Stammer Mill with Streaked Sky (1905-1907)
Oil on canvas
"Before Piet Mondrian became known for his orderly red, yellow, and blue geometric abstractions, he made more than 30 paintings of the windmills that dotted the Dutch countryside. With this painting, he began a shift away from earthy naturalism, and hints of his future work emerged.
The gridded windmill blades are in perfect vertical and horizontal alignment. Notice the swaths of yellow in the sky, the blue horizon line, and the red boat. This use of primary colors and geometric forms anticipates the colors and grids of his later compositions."
Vase of Flowers (ca. 1720)
Jan van Huysum
Oil on wood panel
"The 17th-century Dutch were horticultural leaders who introduced Europe to many new species of flowers from their Caribbean and Far Eastern colonies. Huysum gained an international reputation for the technical skill and detailed realism in his sumptuous arrangements of exotic as well as more common specimens. Included here are two rare specimens of tulip (top, left of center), a popular flower originally imported from Constantinople. In the famous market craze of 1637, dubbed Tulipmania, one tulip bulb in Amsterdam was worth the price of a house on a coveted canal lot. The market crashed in 1638, but tulips were still much prized when Huysum painted these blooms a century later."
Oil on canvas (1630)
Saint Jerome was born in 347 and died in 420. Jerome was known for translating most of the Bible into Latin and his teachings on Christian moral life. An interesting anachronism in this is Bloemaert painting Jerome with glasses which were not invented until around 1290 in Italy. It most likely was done on purpose to give a studious appearance.
Still Life, 1638
The 17th-century Dutch viewer would have recognized this softly illuminated still life as a representation of wealth and prosperity.

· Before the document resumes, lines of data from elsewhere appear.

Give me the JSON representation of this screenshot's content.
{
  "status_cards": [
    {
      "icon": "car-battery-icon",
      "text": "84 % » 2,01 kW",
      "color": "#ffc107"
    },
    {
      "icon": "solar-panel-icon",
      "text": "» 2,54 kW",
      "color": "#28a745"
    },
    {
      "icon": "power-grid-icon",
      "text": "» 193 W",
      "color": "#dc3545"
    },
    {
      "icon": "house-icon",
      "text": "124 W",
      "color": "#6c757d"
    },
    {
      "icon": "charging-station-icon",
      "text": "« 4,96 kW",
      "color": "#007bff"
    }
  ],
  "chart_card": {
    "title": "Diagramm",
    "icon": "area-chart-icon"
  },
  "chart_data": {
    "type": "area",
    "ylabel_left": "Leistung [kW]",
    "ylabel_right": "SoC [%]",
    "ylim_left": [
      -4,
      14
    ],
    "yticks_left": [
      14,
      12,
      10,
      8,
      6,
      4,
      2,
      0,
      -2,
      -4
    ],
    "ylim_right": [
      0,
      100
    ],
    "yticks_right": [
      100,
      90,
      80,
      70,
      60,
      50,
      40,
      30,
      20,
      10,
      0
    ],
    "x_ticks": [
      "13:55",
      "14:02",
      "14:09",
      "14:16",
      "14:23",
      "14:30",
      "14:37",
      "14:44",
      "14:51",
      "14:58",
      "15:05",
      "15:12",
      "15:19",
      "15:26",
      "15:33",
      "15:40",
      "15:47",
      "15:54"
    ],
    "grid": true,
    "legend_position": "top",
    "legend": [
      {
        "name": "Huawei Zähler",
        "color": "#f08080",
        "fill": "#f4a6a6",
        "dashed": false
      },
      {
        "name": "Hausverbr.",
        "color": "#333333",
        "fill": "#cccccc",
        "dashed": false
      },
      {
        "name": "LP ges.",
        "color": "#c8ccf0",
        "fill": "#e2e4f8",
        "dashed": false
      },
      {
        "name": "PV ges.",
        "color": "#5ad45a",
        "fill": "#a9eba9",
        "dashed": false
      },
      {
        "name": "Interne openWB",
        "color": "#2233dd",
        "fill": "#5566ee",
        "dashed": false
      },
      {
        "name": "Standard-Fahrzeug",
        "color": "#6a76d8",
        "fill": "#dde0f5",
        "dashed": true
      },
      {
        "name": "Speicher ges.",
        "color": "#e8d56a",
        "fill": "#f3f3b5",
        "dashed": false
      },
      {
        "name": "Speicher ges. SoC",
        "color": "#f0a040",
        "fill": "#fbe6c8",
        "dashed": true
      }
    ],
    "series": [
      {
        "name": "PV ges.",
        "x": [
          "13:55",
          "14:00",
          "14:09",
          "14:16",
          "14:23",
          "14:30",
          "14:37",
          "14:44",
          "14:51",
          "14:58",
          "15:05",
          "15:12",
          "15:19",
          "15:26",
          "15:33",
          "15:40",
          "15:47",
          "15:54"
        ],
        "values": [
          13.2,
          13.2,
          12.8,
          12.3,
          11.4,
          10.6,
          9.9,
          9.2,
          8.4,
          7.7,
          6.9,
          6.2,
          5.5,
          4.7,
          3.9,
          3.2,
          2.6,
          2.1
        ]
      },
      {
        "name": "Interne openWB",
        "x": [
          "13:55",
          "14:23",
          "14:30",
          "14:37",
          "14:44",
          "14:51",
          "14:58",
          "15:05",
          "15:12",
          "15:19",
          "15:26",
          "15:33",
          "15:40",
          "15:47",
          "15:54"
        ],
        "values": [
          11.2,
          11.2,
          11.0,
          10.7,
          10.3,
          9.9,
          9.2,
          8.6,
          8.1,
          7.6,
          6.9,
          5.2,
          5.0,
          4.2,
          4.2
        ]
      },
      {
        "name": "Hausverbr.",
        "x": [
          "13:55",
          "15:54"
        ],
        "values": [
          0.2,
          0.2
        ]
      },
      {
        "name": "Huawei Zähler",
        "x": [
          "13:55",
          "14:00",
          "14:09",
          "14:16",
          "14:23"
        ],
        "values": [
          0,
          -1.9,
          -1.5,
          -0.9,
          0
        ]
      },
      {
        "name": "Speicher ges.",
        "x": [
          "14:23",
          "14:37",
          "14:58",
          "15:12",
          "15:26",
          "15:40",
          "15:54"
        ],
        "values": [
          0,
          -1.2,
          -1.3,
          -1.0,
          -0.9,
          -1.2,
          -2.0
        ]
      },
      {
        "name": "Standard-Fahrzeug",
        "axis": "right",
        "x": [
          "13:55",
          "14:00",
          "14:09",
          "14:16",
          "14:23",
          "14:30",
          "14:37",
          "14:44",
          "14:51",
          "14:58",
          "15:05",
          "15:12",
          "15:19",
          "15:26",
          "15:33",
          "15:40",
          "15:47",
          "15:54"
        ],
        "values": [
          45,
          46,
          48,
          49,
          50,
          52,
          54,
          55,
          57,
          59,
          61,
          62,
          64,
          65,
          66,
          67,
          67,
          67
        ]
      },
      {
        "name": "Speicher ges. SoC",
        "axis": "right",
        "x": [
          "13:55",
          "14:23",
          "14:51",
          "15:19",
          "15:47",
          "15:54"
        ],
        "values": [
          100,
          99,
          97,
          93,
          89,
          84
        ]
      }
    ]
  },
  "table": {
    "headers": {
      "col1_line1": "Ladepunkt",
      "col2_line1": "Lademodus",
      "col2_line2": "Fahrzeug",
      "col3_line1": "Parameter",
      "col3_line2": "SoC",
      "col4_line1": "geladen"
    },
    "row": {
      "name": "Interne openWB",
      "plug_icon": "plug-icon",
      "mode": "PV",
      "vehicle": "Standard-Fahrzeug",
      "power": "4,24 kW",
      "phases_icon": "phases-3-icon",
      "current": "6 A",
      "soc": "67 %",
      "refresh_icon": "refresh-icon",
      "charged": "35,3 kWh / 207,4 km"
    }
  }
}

The artist demonstrates his skill at depicting the various textures and reflections on the surfaces of these luxury items: a half-filled wine vessel; a silver or pewter platter and overturned cup-on-stand; a small, Chinese porcelain bowl; and a lemon, with its elegantly spiraling peel. In the porcelain bowl are wild strawberries, a delicacy typically enjoyed with French wine. The recent and seemingly abrupt departure of the person enjoying this light meal suggests the theme of vanitas, reminding us of the fleeting nature of all wealth and pleasure in our mortal state.